§ **Records for the exercise**:
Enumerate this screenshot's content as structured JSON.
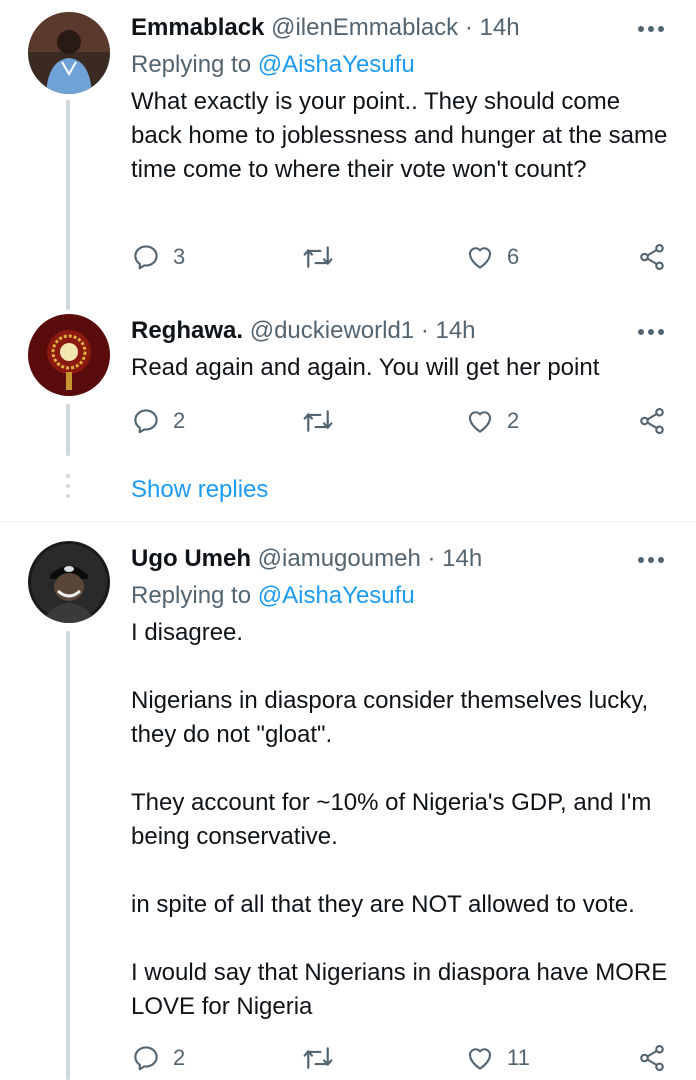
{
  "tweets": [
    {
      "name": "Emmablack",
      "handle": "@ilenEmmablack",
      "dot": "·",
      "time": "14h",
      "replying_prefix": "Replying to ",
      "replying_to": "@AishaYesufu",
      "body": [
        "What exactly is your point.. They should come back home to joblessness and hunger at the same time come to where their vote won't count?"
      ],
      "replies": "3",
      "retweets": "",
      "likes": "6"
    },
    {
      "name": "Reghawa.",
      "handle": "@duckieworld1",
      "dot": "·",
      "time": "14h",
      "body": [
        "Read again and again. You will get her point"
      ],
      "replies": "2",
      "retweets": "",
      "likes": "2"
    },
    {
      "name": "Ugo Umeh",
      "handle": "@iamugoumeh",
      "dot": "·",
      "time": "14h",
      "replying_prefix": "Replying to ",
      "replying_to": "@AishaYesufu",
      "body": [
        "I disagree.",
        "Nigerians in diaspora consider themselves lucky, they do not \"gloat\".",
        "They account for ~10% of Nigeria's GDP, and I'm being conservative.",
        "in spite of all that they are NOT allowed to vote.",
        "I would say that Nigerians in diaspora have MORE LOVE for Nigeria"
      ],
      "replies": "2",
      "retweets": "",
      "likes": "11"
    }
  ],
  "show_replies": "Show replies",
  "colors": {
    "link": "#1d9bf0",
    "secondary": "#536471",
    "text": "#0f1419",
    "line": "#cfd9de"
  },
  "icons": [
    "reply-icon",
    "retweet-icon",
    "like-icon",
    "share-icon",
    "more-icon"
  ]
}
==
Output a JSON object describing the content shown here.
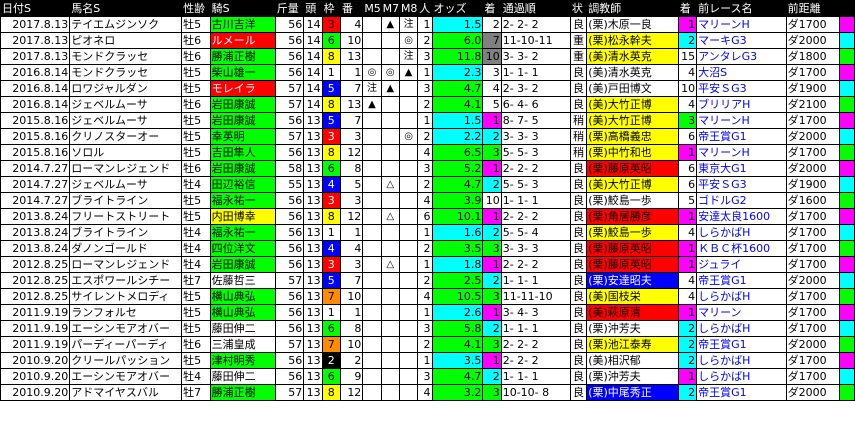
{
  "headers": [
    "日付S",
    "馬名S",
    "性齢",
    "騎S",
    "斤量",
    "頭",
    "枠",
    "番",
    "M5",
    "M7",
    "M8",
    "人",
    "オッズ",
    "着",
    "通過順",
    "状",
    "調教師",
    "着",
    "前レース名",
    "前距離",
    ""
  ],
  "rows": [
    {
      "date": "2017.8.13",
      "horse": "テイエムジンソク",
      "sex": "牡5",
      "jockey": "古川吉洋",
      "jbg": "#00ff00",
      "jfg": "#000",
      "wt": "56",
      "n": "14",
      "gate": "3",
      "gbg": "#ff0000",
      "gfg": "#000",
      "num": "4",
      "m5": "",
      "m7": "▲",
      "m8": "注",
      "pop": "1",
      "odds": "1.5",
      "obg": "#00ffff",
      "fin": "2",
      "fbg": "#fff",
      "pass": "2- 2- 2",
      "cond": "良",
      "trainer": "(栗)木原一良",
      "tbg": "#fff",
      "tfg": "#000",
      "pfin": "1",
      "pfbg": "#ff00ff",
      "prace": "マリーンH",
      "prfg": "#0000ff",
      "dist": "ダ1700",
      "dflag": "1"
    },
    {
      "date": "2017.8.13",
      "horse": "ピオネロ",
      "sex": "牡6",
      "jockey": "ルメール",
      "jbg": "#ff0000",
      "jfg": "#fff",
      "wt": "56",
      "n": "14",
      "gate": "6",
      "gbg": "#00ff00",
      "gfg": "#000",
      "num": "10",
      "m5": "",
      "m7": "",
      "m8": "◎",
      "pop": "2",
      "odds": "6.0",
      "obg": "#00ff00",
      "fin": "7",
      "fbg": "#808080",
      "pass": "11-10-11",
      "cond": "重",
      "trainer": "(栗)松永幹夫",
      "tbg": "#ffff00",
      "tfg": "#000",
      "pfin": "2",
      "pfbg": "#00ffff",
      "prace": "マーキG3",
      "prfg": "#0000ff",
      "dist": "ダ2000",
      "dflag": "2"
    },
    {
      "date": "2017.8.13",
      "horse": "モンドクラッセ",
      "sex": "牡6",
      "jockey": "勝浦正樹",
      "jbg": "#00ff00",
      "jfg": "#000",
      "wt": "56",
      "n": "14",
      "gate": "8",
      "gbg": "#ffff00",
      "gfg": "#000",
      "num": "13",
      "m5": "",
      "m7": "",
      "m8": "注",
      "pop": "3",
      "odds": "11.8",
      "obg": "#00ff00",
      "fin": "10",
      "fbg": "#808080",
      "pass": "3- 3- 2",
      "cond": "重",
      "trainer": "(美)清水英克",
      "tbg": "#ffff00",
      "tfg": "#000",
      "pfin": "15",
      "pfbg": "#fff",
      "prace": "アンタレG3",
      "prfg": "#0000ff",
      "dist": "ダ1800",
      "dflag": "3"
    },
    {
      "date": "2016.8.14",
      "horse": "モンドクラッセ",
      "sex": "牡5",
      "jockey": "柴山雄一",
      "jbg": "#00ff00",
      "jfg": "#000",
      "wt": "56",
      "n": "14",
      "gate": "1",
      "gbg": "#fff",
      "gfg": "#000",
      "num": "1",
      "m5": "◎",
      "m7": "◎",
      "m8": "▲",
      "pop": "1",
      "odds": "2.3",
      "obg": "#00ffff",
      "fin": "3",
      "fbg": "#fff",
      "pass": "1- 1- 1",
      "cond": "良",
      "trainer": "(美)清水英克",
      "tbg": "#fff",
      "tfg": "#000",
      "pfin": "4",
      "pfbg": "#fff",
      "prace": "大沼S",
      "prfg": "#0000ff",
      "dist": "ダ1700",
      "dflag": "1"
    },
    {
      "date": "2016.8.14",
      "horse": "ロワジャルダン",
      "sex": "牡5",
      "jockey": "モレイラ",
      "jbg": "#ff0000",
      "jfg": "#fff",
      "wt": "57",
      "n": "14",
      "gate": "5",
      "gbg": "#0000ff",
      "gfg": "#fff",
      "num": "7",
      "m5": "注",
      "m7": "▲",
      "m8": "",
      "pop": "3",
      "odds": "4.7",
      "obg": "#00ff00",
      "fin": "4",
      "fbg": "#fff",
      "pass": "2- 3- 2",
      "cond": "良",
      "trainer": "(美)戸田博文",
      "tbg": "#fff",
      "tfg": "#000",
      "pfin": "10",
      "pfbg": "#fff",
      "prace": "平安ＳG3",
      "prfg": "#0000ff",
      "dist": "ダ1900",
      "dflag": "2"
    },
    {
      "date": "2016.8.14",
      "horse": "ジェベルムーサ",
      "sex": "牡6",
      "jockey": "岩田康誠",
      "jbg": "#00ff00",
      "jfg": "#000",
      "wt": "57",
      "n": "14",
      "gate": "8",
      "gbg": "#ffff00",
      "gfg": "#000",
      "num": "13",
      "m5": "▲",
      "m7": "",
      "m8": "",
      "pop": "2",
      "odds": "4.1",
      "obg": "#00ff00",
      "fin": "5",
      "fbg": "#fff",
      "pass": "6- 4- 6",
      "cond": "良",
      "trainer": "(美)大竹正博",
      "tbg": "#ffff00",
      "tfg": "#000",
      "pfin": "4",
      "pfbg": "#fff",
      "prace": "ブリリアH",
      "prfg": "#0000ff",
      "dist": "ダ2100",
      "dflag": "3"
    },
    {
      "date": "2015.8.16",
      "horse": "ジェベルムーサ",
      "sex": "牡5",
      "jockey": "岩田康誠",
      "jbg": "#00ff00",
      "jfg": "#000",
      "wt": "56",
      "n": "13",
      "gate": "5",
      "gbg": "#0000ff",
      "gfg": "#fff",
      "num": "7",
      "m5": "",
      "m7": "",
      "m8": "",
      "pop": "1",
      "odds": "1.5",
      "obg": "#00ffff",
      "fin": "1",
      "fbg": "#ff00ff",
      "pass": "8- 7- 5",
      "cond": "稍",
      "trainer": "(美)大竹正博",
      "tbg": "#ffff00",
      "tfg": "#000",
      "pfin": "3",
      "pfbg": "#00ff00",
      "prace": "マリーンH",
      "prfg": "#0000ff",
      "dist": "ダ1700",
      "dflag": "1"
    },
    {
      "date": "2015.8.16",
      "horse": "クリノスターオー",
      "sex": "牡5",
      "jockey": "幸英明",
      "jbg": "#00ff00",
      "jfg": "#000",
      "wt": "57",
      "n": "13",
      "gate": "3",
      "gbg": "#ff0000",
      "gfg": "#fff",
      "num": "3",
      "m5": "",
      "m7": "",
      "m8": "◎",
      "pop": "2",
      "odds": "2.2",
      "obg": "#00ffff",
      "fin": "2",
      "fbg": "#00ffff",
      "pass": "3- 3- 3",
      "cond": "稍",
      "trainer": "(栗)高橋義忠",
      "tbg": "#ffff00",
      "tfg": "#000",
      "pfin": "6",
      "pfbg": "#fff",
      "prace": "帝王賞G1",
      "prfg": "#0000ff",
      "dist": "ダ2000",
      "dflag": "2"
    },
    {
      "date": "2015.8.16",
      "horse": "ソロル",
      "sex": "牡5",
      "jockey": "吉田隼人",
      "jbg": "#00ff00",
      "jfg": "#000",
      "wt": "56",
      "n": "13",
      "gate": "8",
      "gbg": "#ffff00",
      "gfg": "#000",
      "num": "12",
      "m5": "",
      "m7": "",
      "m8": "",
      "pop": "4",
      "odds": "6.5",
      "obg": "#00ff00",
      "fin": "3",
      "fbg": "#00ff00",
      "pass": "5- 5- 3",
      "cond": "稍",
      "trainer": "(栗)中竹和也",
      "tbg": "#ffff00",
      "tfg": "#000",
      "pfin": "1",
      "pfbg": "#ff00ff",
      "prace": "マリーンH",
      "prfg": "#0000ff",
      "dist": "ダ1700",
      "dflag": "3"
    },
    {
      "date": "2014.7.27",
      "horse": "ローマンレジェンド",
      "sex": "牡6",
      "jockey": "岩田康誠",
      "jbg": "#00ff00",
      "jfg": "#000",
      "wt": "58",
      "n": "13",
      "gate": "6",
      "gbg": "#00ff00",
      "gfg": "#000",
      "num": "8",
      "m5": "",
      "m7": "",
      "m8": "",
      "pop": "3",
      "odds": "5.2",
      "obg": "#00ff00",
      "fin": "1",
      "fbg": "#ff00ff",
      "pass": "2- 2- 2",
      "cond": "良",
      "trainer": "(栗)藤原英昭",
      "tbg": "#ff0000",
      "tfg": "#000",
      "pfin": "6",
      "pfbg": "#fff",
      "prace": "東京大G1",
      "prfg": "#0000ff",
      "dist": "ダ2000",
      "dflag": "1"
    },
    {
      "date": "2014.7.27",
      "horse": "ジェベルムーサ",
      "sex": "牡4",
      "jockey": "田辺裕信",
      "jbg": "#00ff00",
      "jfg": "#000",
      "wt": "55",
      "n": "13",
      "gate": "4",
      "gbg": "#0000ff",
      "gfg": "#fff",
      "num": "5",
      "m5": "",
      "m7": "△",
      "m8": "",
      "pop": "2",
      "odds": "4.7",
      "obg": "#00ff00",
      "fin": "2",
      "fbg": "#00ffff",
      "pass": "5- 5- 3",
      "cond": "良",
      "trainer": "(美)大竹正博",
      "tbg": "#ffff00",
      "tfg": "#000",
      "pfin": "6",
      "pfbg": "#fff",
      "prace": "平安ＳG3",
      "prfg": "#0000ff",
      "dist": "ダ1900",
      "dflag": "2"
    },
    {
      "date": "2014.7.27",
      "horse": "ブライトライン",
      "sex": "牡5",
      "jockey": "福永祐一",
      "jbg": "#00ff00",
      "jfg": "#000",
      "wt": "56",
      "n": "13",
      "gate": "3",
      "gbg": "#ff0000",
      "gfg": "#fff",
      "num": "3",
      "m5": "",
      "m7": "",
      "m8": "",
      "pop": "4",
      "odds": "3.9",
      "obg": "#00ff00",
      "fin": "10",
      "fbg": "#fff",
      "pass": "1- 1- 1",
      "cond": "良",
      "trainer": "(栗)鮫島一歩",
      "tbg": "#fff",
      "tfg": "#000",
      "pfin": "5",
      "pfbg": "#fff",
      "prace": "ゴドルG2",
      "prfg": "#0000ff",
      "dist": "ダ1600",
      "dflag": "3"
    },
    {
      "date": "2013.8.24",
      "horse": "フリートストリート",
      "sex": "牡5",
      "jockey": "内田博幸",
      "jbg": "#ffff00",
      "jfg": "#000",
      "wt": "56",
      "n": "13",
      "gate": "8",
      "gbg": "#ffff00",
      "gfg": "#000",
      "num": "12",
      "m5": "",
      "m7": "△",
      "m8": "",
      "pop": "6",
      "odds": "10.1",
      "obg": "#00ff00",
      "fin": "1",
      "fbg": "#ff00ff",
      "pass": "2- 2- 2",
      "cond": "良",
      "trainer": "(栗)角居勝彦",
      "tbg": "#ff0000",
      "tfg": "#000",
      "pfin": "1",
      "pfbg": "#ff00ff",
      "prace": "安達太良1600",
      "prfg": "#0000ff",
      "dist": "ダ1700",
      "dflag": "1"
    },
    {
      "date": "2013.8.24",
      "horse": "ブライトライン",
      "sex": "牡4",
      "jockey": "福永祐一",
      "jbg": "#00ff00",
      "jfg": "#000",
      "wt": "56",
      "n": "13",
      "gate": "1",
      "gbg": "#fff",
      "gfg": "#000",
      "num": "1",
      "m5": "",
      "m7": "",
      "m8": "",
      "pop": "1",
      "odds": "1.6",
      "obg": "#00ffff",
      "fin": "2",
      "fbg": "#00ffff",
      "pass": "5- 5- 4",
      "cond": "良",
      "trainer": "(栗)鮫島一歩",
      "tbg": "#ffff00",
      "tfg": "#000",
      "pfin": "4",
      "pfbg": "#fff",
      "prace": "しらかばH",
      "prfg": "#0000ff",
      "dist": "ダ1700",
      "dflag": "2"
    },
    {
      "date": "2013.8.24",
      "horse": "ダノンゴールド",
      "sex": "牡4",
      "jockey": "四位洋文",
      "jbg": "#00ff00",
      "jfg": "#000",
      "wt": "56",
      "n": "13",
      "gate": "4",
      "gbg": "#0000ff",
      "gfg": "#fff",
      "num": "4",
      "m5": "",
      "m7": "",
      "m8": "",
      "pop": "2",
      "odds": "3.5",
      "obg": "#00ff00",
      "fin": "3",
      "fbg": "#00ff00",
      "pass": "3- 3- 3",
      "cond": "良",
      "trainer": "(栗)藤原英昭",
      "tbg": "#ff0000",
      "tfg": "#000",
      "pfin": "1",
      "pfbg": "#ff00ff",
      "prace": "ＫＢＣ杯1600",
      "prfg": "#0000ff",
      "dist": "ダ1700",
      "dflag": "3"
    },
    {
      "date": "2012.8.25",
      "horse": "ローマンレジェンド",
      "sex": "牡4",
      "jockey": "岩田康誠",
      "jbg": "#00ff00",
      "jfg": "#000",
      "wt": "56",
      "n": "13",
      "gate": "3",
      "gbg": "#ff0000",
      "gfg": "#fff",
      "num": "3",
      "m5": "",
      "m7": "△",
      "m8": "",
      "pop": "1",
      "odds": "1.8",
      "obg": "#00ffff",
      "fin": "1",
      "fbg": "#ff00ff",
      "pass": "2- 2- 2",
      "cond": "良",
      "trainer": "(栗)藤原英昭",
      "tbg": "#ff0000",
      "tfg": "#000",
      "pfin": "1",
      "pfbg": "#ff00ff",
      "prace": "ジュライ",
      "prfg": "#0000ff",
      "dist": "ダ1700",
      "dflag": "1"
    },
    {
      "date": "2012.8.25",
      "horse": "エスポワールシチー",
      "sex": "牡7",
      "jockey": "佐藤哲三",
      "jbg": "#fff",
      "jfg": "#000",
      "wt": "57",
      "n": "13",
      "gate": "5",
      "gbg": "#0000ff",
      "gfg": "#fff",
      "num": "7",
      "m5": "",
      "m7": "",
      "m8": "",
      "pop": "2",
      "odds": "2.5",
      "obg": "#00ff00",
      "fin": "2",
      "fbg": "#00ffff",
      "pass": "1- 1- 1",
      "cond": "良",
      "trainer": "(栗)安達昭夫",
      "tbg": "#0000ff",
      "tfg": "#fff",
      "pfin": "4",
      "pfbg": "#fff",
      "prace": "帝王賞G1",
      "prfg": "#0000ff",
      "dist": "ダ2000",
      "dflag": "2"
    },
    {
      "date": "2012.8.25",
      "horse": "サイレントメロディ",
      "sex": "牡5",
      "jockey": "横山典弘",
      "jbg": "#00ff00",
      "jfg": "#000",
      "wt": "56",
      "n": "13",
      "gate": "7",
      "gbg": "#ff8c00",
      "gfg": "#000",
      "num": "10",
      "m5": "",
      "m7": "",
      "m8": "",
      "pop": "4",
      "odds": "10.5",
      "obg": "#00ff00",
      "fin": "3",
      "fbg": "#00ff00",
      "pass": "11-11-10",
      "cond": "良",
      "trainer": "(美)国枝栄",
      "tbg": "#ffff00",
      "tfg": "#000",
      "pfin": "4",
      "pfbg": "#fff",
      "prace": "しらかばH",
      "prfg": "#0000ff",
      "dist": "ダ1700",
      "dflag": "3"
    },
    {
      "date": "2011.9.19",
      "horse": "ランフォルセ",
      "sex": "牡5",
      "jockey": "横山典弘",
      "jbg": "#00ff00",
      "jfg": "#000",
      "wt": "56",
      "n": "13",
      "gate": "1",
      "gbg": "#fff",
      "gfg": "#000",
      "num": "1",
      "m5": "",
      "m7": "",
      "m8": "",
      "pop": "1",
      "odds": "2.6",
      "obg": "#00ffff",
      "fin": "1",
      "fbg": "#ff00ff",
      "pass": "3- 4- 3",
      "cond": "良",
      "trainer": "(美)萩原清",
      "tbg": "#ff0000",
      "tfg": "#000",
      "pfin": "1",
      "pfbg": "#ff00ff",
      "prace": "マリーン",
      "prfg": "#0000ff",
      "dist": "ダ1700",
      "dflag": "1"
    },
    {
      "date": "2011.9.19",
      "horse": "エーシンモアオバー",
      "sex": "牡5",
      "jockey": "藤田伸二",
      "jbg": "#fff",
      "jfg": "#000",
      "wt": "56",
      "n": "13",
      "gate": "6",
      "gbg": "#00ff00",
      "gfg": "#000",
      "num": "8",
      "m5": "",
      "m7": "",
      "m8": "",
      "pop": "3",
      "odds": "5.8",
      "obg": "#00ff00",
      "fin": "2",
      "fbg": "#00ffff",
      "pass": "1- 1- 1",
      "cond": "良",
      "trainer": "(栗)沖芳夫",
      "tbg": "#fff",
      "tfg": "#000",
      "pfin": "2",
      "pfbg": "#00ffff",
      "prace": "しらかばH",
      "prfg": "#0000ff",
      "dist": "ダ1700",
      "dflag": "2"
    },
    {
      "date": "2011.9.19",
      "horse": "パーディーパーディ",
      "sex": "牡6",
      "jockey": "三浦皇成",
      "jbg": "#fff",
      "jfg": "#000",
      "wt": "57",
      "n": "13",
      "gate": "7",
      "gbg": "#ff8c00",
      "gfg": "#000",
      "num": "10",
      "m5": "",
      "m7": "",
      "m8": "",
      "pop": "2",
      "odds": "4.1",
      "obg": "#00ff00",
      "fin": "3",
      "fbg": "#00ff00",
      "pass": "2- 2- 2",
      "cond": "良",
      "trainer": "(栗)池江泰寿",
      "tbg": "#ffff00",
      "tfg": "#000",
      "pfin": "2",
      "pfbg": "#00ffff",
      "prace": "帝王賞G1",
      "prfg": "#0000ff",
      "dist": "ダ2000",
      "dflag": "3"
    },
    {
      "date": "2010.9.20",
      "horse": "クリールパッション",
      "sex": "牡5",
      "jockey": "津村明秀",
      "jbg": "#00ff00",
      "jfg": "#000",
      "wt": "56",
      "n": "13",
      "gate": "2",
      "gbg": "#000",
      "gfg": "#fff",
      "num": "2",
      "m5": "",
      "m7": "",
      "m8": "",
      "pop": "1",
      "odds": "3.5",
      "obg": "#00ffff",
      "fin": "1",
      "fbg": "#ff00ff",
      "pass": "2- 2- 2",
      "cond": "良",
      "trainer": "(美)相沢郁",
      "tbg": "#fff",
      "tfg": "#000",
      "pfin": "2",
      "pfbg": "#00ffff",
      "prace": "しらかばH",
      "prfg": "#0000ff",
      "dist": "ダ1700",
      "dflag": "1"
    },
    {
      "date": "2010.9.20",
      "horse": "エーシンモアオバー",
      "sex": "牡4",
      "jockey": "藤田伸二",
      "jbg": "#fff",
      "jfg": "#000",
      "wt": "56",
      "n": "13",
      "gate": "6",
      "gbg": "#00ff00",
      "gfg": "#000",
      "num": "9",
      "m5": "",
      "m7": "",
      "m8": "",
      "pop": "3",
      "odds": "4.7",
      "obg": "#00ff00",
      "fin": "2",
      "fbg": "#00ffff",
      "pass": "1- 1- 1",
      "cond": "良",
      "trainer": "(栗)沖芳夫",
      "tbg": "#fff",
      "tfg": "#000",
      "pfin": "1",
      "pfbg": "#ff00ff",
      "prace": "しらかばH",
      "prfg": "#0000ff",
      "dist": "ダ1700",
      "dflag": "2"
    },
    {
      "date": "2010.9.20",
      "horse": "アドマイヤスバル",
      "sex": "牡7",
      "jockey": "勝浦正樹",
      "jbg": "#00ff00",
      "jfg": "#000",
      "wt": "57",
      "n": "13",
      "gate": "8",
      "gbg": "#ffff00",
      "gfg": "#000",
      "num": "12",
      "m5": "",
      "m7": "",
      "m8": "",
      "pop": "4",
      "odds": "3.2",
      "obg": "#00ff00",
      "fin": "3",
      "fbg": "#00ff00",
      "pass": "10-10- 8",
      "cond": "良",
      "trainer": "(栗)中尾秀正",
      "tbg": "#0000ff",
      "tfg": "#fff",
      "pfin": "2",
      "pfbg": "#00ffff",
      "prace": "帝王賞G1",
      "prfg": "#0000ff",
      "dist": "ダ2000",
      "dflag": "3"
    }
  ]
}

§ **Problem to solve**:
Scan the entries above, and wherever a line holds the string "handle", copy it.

§ **Answer space**:
      "handle": "@ilenEmmablack",
      "handle": "@duckieworld1",
      "handle": "@iamugoumeh",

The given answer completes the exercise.